Entries from a dataset of interfaces
-------

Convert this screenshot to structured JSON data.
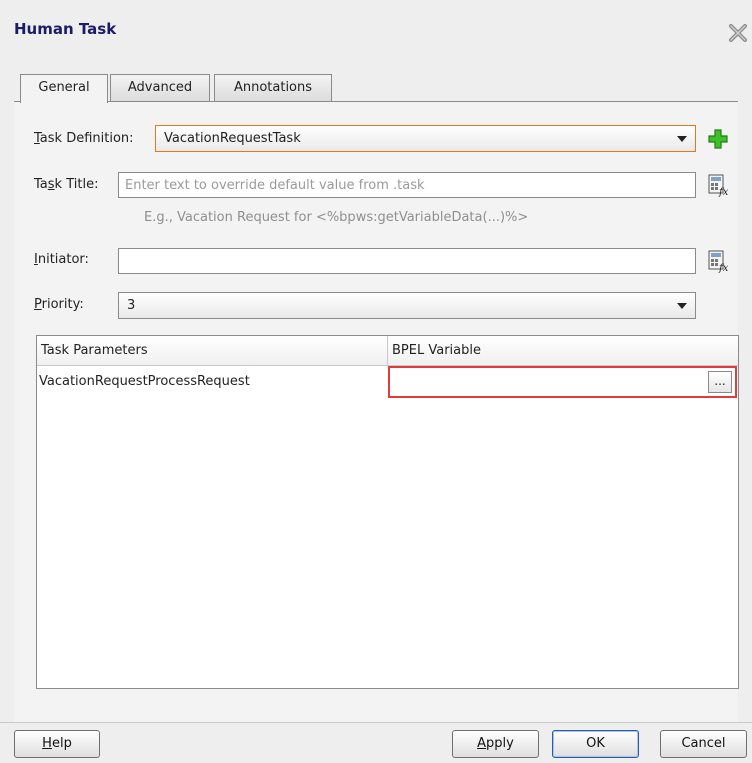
{
  "dialog": {
    "title": "Human Task"
  },
  "tabs": [
    {
      "label": "General",
      "active": true
    },
    {
      "label": "Advanced",
      "active": false
    },
    {
      "label": "Annotations",
      "active": false
    }
  ],
  "form": {
    "task_definition": {
      "label_first": "T",
      "label_rest": "ask Definition:",
      "value": "VacationRequestTask"
    },
    "task_title": {
      "label_first": "Ta",
      "label_u": "s",
      "label_rest": "k Title:",
      "value": "",
      "placeholder": "Enter text to override default value from .task",
      "hint": "E.g., Vacation Request for <%bpws:getVariableData(...)%>"
    },
    "initiator": {
      "label_u": "I",
      "label_rest": "nitiator:",
      "value": ""
    },
    "priority": {
      "label_u": "P",
      "label_rest": "riority:",
      "value": "3"
    }
  },
  "table": {
    "columns": [
      "Task Parameters",
      "BPEL Variable"
    ],
    "rows": [
      {
        "parameter": "VacationRequestProcessRequest",
        "variable": ""
      }
    ],
    "browse_label": "..."
  },
  "buttons": {
    "help_u": "H",
    "help_rest": "elp",
    "apply_u": "A",
    "apply_rest": "pply",
    "ok": "OK",
    "cancel": "Cancel"
  }
}
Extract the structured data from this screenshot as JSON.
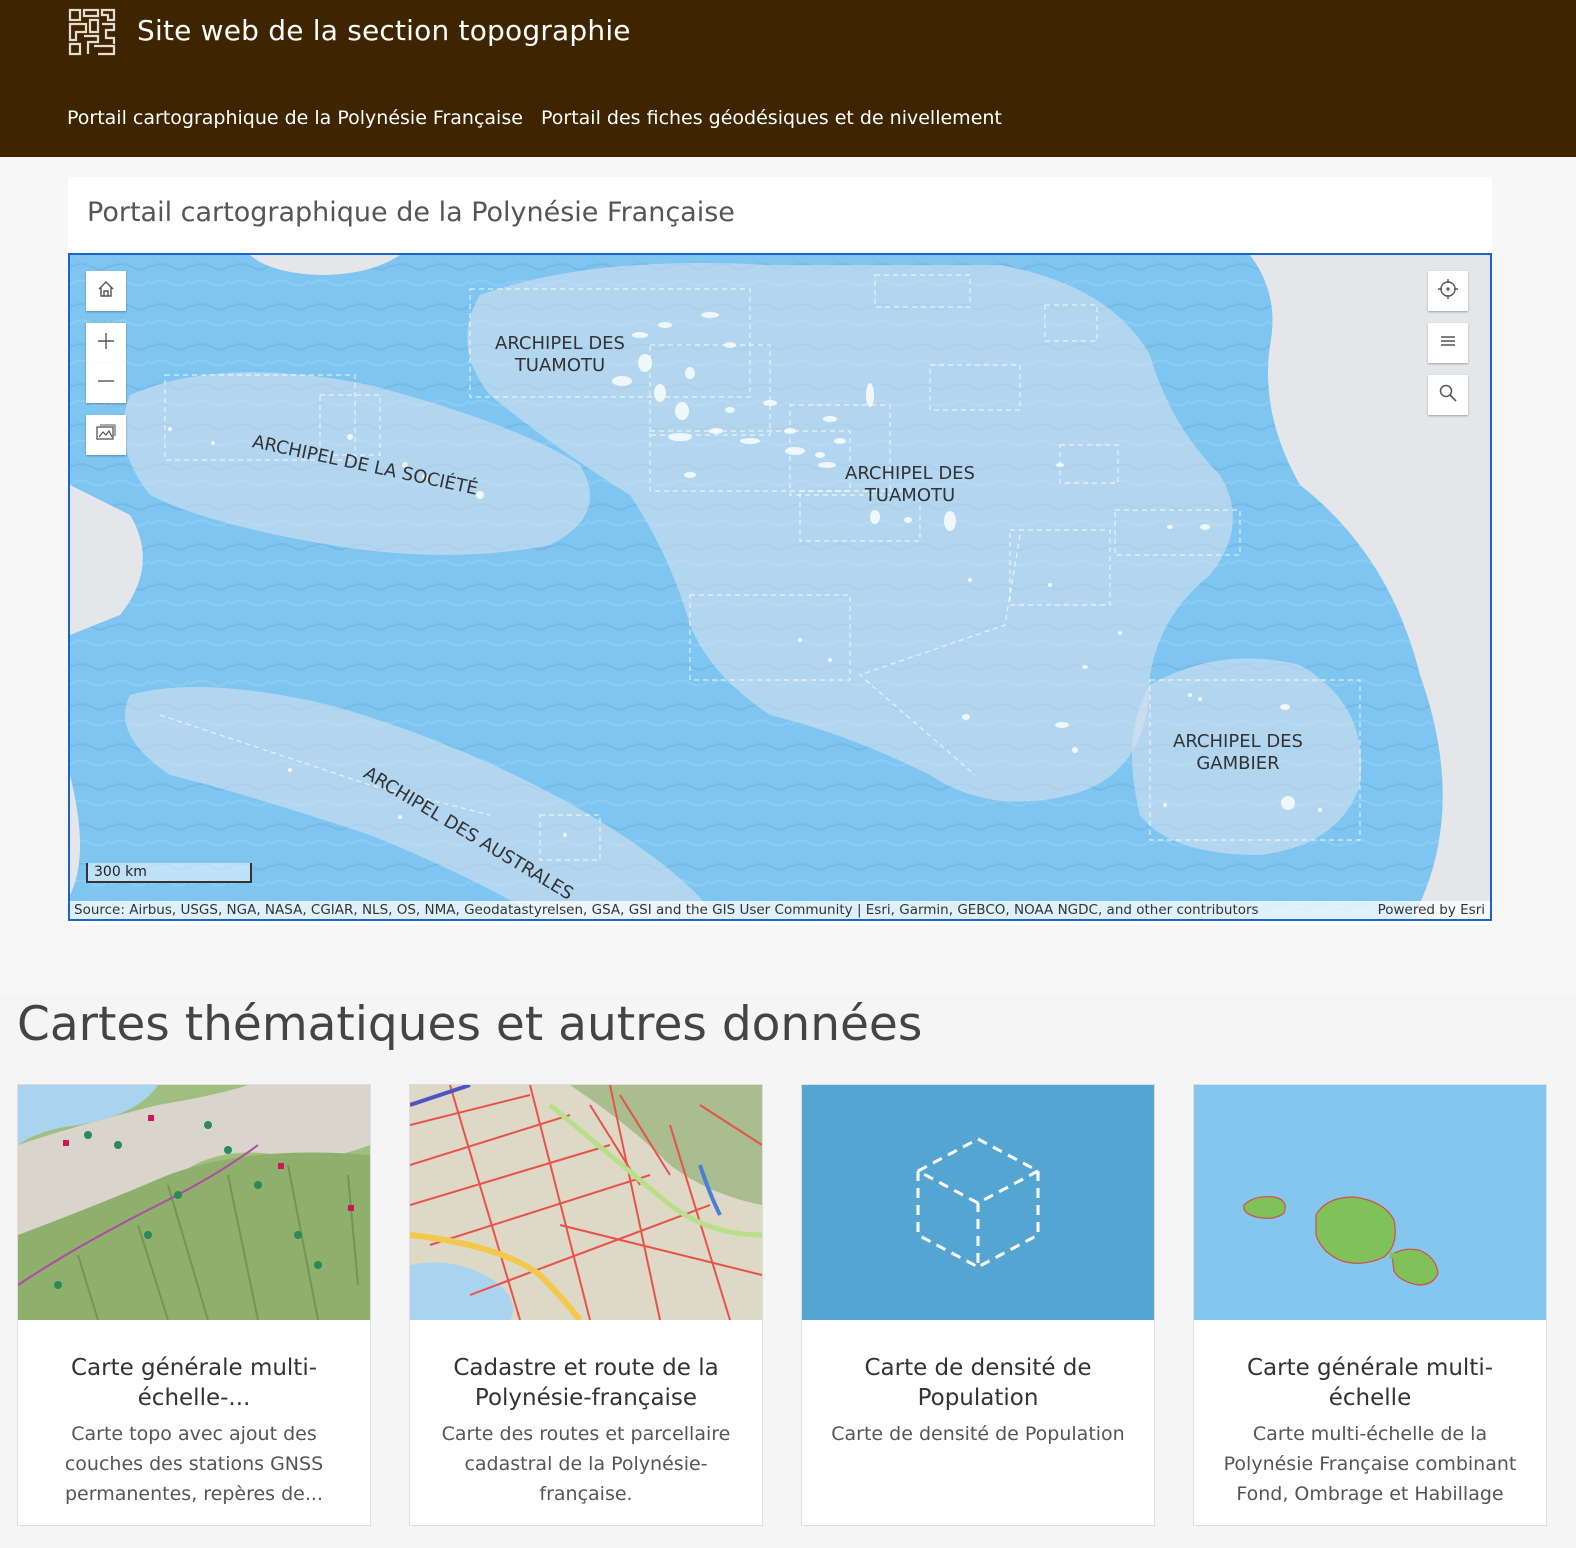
{
  "header": {
    "site_title": "Site web de la section topographie",
    "nav": [
      {
        "label": "Portail cartographique de la Polynésie Française"
      },
      {
        "label": "Portail des fiches géodésiques et de nivellement"
      }
    ]
  },
  "map_card": {
    "title": "Portail cartographique de la Polynésie Française",
    "labels": {
      "tuamotu_north": "ARCHIPEL DES\nTUAMOTU",
      "societe": "ARCHIPEL DE LA SOCIÉTÉ",
      "tuamotu_center": "ARCHIPEL DES\nTUAMOTU",
      "australes": "ARCHIPEL DES AUSTRALES",
      "gambier": "ARCHIPEL DES\nGAMBIER"
    },
    "scale": "300 km",
    "attribution": "Source: Airbus, USGS, NGA, NASA, CGIAR, NLS, OS, NMA, Geodatastyrelsen, GSA, GSI and the GIS User Community | Esri, Garmin, GEBCO, NOAA NGDC, and other contributors",
    "powered_by": "Powered by Esri",
    "controls_left": [
      "home-icon",
      "zoom-in-icon",
      "zoom-out-icon",
      "basemap-icon"
    ],
    "controls_right": [
      "locate-icon",
      "layers-list-icon",
      "search-icon"
    ]
  },
  "section": {
    "title": "Cartes thématiques et autres données",
    "cards": [
      {
        "title": "Carte générale multi-échelle-...",
        "desc": "Carte topo avec ajout des couches des stations GNSS permanentes, repères de..."
      },
      {
        "title": "Cadastre et route de la Polynésie-française",
        "desc": "Carte des routes et parcellaire cadastral de la Polynésie-française."
      },
      {
        "title": "Carte de densité de Population",
        "desc": "Carte de densité de Population"
      },
      {
        "title": "Carte générale multi-échelle",
        "desc": "Carte multi-échelle de la Polynésie Française combinant Fond, Ombrage et Habillage"
      }
    ]
  },
  "colors": {
    "header_bg": "#3e2500",
    "map_ocean": "#7ec5f1",
    "map_border": "#1e64c8",
    "cube_tile": "#55a5d2"
  }
}
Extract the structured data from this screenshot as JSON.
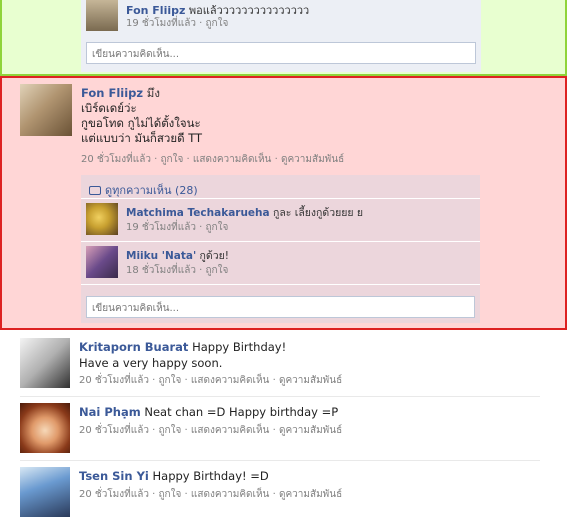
{
  "top_comment": {
    "author": "Fon Fliipz",
    "text": "พอแล้ววววววววววววววว",
    "time": "19 ชั่วโมงที่แล้ว",
    "like": "ถูกใจ"
  },
  "comment_placeholder": "เขียนความคิดเห็น...",
  "main_post": {
    "author": "Fon Fliipz",
    "first_line": "มึง",
    "body_lines": [
      "เบิร์ดเดย์ว่ะ",
      "กูขอโทด กูไม่ได้ตั้งใจนะ",
      "แต่แบบว่า มันก็สวยดี TT"
    ],
    "time": "20 ชั่วโมงที่แล้ว",
    "like": "ถูกใจ",
    "comment": "แสดงความคิดเห็น",
    "relation": "ดูความสัมพันธ์",
    "view_all": "ดูทุกความเห็น (28)",
    "comments": [
      {
        "author": "Matchima Techakarueha",
        "text": "กูละ เลี้ยงกูด้วยยย ย",
        "time": "19 ชั่วโมงที่แล้ว",
        "like": "ถูกใจ"
      },
      {
        "author": "Miiku 'Nata'",
        "text": "กูด้วย!",
        "time": "18 ชั่วโมงที่แล้ว",
        "like": "ถูกใจ"
      }
    ]
  },
  "posts": [
    {
      "author": "Kritaporn Buarat",
      "text": "Happy Birthday!",
      "text2": "Have a very happy soon.",
      "time": "20 ชั่วโมงที่แล้ว",
      "like": "ถูกใจ",
      "comment": "แสดงความคิดเห็น",
      "relation": "ดูความสัมพันธ์"
    },
    {
      "author": "Nai Phạm",
      "text": "Neat chan =D Happy birthday =P",
      "time": "20 ชั่วโมงที่แล้ว",
      "like": "ถูกใจ",
      "comment": "แสดงความคิดเห็น",
      "relation": "ดูความสัมพันธ์"
    },
    {
      "author": "Tsen Sin Yi",
      "text": "Happy Birthday! =D",
      "time": "20 ชั่วโมงที่แล้ว",
      "like": "ถูกใจ",
      "comment": "แสดงความคิดเห็น",
      "relation": "ดูความสัมพันธ์"
    }
  ],
  "sep": "·"
}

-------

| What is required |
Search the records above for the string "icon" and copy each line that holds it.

| Exercise response |
      "home-icon",
      "zoom-in-icon",
      "zoom-out-icon",
      "basemap-icon"
      "locate-icon",
      "layers-list-icon",
      "search-icon"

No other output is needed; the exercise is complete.